== Segment start ==
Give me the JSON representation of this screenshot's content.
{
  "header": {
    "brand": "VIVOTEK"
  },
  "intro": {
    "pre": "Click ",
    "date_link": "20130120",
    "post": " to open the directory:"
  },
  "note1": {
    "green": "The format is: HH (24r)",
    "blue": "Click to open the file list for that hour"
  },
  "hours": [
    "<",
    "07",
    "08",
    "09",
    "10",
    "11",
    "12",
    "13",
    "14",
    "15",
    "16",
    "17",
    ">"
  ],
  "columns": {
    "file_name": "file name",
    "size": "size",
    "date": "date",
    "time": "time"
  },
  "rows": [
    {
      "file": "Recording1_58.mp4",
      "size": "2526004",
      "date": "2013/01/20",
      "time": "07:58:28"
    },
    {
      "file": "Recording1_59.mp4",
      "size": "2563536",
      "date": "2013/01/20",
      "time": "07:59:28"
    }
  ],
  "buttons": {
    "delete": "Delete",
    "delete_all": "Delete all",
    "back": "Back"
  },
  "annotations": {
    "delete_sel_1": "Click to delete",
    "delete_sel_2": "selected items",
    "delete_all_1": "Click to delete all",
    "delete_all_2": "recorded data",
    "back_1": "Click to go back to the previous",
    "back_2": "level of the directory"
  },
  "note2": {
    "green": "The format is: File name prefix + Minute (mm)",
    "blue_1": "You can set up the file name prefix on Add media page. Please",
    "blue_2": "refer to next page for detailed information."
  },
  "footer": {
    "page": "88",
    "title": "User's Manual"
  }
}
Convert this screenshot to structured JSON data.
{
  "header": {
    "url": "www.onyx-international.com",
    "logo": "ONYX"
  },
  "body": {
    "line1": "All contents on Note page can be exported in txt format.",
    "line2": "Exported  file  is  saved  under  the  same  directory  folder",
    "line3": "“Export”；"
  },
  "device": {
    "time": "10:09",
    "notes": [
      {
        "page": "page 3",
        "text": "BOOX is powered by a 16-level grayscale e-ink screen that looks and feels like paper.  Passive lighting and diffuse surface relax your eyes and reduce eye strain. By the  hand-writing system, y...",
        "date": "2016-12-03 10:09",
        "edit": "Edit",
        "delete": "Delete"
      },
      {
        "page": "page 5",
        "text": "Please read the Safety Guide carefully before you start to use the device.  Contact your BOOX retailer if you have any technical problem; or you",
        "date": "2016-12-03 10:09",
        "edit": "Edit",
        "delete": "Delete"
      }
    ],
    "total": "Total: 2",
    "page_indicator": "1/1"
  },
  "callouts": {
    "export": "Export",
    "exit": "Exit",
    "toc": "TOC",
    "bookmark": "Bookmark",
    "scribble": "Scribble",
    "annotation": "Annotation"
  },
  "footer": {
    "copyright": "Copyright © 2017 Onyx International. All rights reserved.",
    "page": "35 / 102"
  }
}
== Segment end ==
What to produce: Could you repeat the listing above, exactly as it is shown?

Exercise output:
Give me the JSON representation of this screenshot's content.
{
  "header": {
    "brand": "VIVOTEK"
  },
  "intro": {
    "pre": "Click ",
    "date_link": "20130120",
    "post": " to open the directory:"
  },
  "note1": {
    "green": "The format is: HH (24r)",
    "blue": "Click to open the file list for that hour"
  },
  "hours": [
    "<",
    "07",
    "08",
    "09",
    "10",
    "11",
    "12",
    "13",
    "14",
    "15",
    "16",
    "17",
    ">"
  ],
  "columns": {
    "file_name": "file name",
    "size": "size",
    "date": "date",
    "time": "time"
  },
  "rows": [
    {
      "file": "Recording1_58.mp4",
      "size": "2526004",
      "date": "2013/01/20",
      "time": "07:58:28"
    },
    {
      "file": "Recording1_59.mp4",
      "size": "2563536",
      "date": "2013/01/20",
      "time": "07:59:28"
    }
  ],
  "buttons": {
    "delete": "Delete",
    "delete_all": "Delete all",
    "back": "Back"
  },
  "annotations": {
    "delete_sel_1": "Click to delete",
    "delete_sel_2": "selected items",
    "delete_all_1": "Click to delete all",
    "delete_all_2": "recorded data",
    "back_1": "Click to go back to the previous",
    "back_2": "level of the directory"
  },
  "note2": {
    "green": "The format is: File name prefix + Minute (mm)",
    "blue_1": "You can set up the file name prefix on Add media page. Please",
    "blue_2": "refer to next page for detailed information."
  },
  "footer": {
    "page": "88",
    "title": "User's Manual"
  }
}
Convert this screenshot to structured JSON data.
{
  "header": {
    "url": "www.onyx-international.com",
    "logo": "ONYX"
  },
  "body": {
    "line1": "All contents on Note page can be exported in txt format.",
    "line2": "Exported  file  is  saved  under  the  same  directory  folder",
    "line3": "“Export”；"
  },
  "device": {
    "time": "10:09",
    "notes": [
      {
        "page": "page 3",
        "text": "BOOX is powered by a 16-level grayscale e-ink screen that looks and feels like paper.  Passive lighting and diffuse surface relax your eyes and reduce eye strain. By the  hand-writing system, y...",
        "date": "2016-12-03 10:09",
        "edit": "Edit",
        "delete": "Delete"
      },
      {
        "page": "page 5",
        "text": "Please read the Safety Guide carefully before you start to use the device.  Contact your BOOX retailer if you have any technical problem; or you",
        "date": "2016-12-03 10:09",
        "edit": "Edit",
        "delete": "Delete"
      }
    ],
    "total": "Total: 2",
    "page_indicator": "1/1"
  },
  "callouts": {
    "export": "Export",
    "exit": "Exit",
    "toc": "TOC",
    "bookmark": "Bookmark",
    "scribble": "Scribble",
    "annotation": "Annotation"
  },
  "footer": {
    "copyright": "Copyright © 2017 Onyx International. All rights reserved.",
    "page": "35 / 102"
  }
}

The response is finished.